Excerpts from an interface dataset
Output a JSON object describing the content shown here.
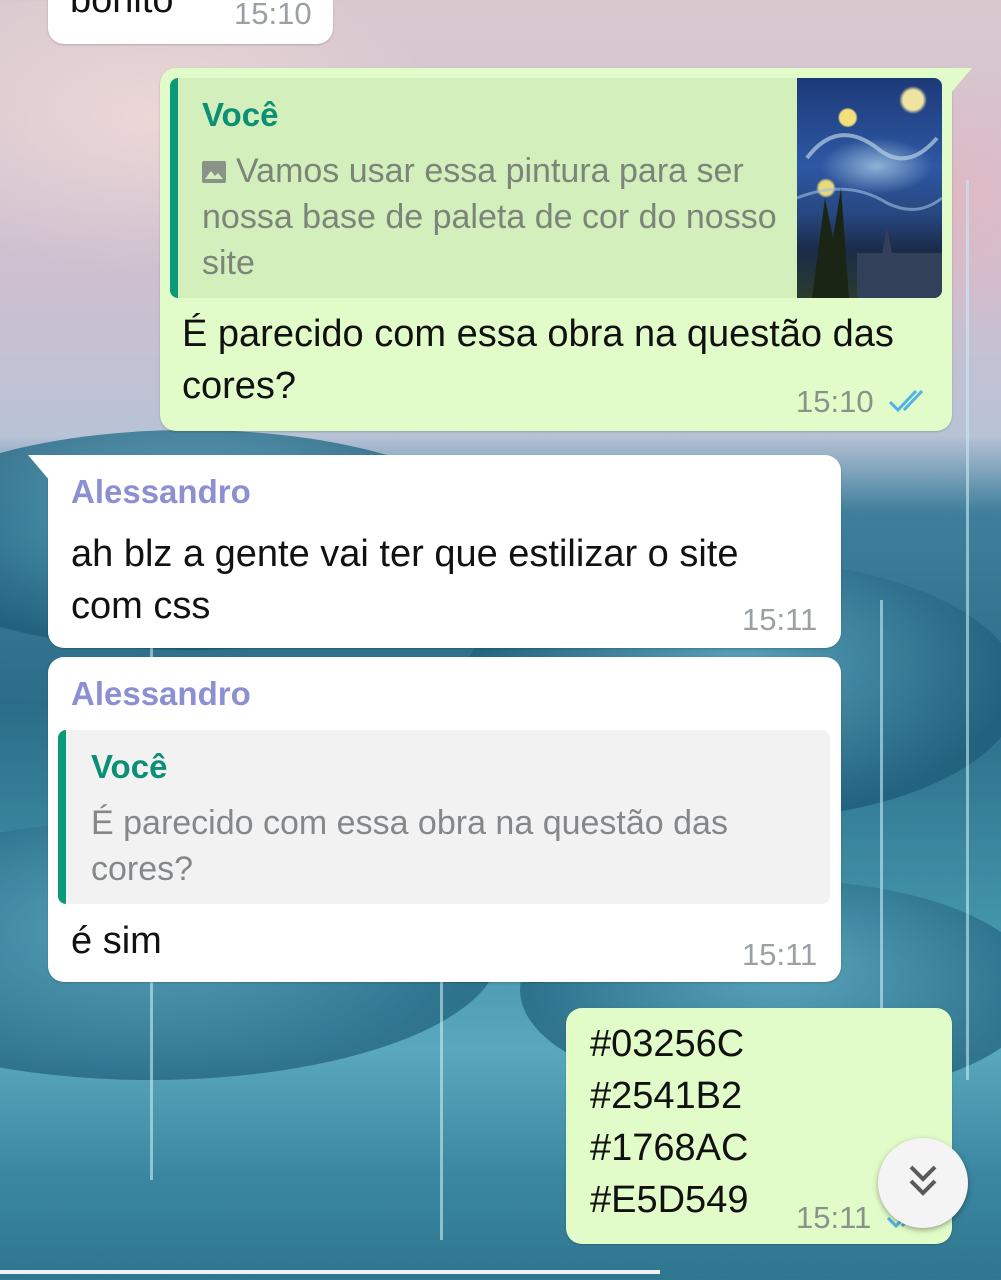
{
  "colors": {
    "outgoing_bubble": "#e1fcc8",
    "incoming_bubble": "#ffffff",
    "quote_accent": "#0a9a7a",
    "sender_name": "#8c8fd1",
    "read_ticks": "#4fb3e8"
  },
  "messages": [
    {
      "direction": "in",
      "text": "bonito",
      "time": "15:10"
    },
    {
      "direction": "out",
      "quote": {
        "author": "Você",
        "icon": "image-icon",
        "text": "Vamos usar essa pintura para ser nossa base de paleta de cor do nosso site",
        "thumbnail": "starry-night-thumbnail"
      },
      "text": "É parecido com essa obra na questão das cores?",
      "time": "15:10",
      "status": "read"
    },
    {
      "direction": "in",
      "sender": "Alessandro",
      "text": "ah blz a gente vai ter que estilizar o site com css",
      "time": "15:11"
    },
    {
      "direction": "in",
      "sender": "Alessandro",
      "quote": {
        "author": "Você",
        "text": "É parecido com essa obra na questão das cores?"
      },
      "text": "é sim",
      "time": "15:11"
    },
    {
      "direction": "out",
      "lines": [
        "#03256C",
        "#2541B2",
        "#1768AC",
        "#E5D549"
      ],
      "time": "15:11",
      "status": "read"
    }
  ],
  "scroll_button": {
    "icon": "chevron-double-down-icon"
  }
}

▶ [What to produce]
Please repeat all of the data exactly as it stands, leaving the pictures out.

▶ [Exercise output]
Output a JSON object describing the content shown here.
{
  "colors": {
    "outgoing_bubble": "#e1fcc8",
    "incoming_bubble": "#ffffff",
    "quote_accent": "#0a9a7a",
    "sender_name": "#8c8fd1",
    "read_ticks": "#4fb3e8"
  },
  "messages": [
    {
      "direction": "in",
      "text": "bonito",
      "time": "15:10"
    },
    {
      "direction": "out",
      "quote": {
        "author": "Você",
        "icon": "image-icon",
        "text": "Vamos usar essa pintura para ser nossa base de paleta de cor do nosso site",
        "thumbnail": "starry-night-thumbnail"
      },
      "text": "É parecido com essa obra na questão das cores?",
      "time": "15:10",
      "status": "read"
    },
    {
      "direction": "in",
      "sender": "Alessandro",
      "text": "ah blz a gente vai ter que estilizar o site com css",
      "time": "15:11"
    },
    {
      "direction": "in",
      "sender": "Alessandro",
      "quote": {
        "author": "Você",
        "text": "É parecido com essa obra na questão das cores?"
      },
      "text": "é sim",
      "time": "15:11"
    },
    {
      "direction": "out",
      "lines": [
        "#03256C",
        "#2541B2",
        "#1768AC",
        "#E5D549"
      ],
      "time": "15:11",
      "status": "read"
    }
  ],
  "scroll_button": {
    "icon": "chevron-double-down-icon"
  }
}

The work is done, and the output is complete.